Since it works in partnership with an app, updates can be pushed via the standard smartphone app-update process, so you won’t have to worry about your timer system being outdated in a couple of years.
One of the most useful features of the timer is that it comes with a magnetic base that you clip to your belt or pocket, and the timer itself just pulls away easily for use or stowage. You can run around and jump and the timer doesn’t fall off, but it can be easily grabbed off the base and when you get it close it just clicks back magnetically onto its housing. You can rotate the timer body around on the magnetic clip/base to read the screen better while looking down at your beltline. Super-slick.
Best smartphone, wrist, and watch shot timers
We don’t recommend app-only shot timers for serious or competition use, but they can be helpful for people who want to try out the concept of using a shot timer before investing in a quality stand-alone device. The sensitivity of the microphone and accurate registration of shots and splits is usually the primary downside of shot timer apps, along with having to have your phone out in potentially dusty/rocky/dynamic environments where it may be dropped and damaged.

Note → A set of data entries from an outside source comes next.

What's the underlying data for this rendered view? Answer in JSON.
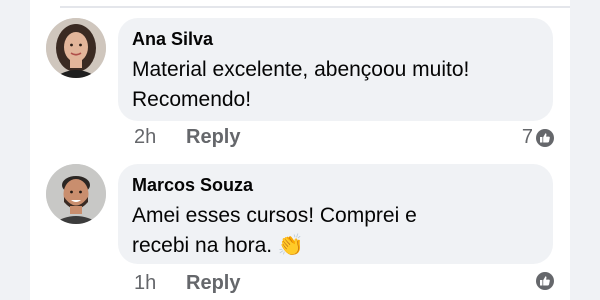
{
  "comments": [
    {
      "author": "Ana Silva",
      "text": "Material excelente, abençoou muito!\nRecomendo!",
      "time": "2h",
      "reply_label": "Reply",
      "like_count": "7"
    },
    {
      "author": "Marcos Souza",
      "text": "Amei esses cursos! Comprei e\nrecebi na hora. 👏",
      "time": "1h",
      "reply_label": "Reply",
      "like_count": ""
    }
  ],
  "icons": {
    "like": "thumbs-up-icon"
  },
  "colors": {
    "bubble": "#f0f2f5",
    "meta_text": "#65676b",
    "name_text": "#050505"
  }
}
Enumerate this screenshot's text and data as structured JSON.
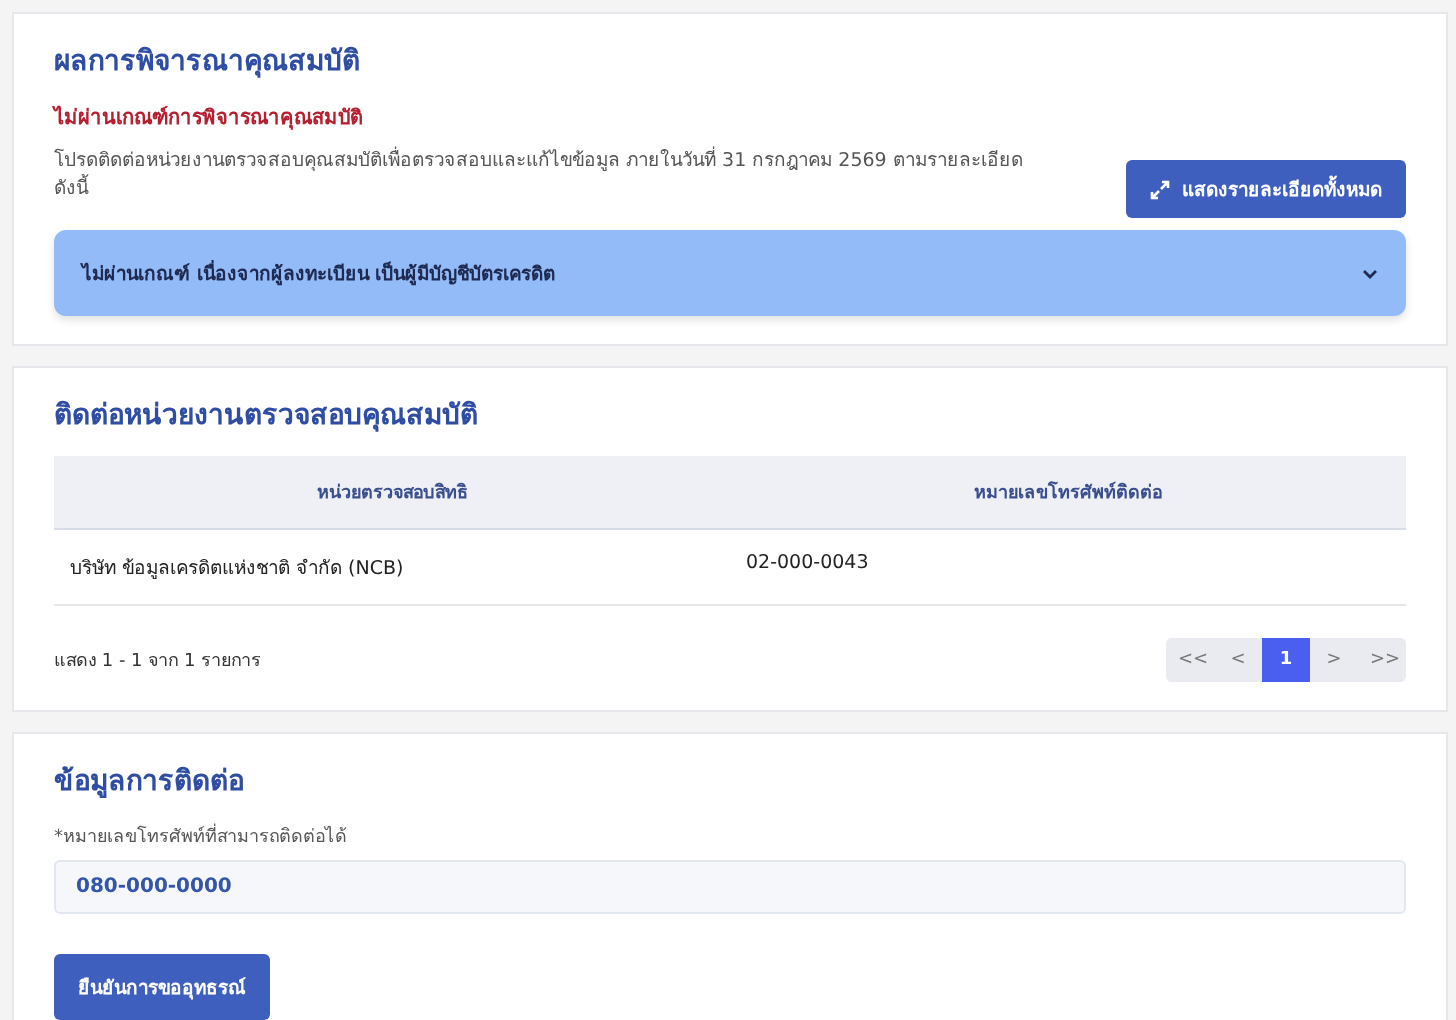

Note that we haven’t found any phone-based shot timer that consistently and accurately registers shots well enough both indoors and outdoors when compared to a dedicated stand-alone shot timer, but many of these apps can be useful for setting par times for dry practice, or very basic range use, depending on your settings and your personal preferences, particularly if you’re not trying to time multi-shot strings of fire.
If you want to try a shot timer app to see if the concept works for you, here are some to check out:
- Shotbud (currently in Beta release for the Apple Watch)
- Shot Trainer (iPhone/Apple Watch)
- Free Shot Timer (iPhone)
- IPSC Shot Timer (Android)
- Shot Timer - Range Trainer (iPhone)
- Splits - Shot Timer (Android)
You may find that one of these apps works well enough for you that you don’t feel the need for a dedicated shot timer, but in most cases, one of the stand-alone shot timers above will be much more accurate, durable, and reliable.
Get out there and practice!
Store your guns and equipment in a Liberty Safe
A shot timer can change your shooting habits for the better, improve your performance, and potentially even save your life if you use it to hone your concealed carry skills. Whether you use a shot timer or not, be sure to practice regularly, and store your firearms securely in a USA-made gun safe or handgun vault from Liberty. Check out our complete online safe catalog, or click to locate a dealer near you.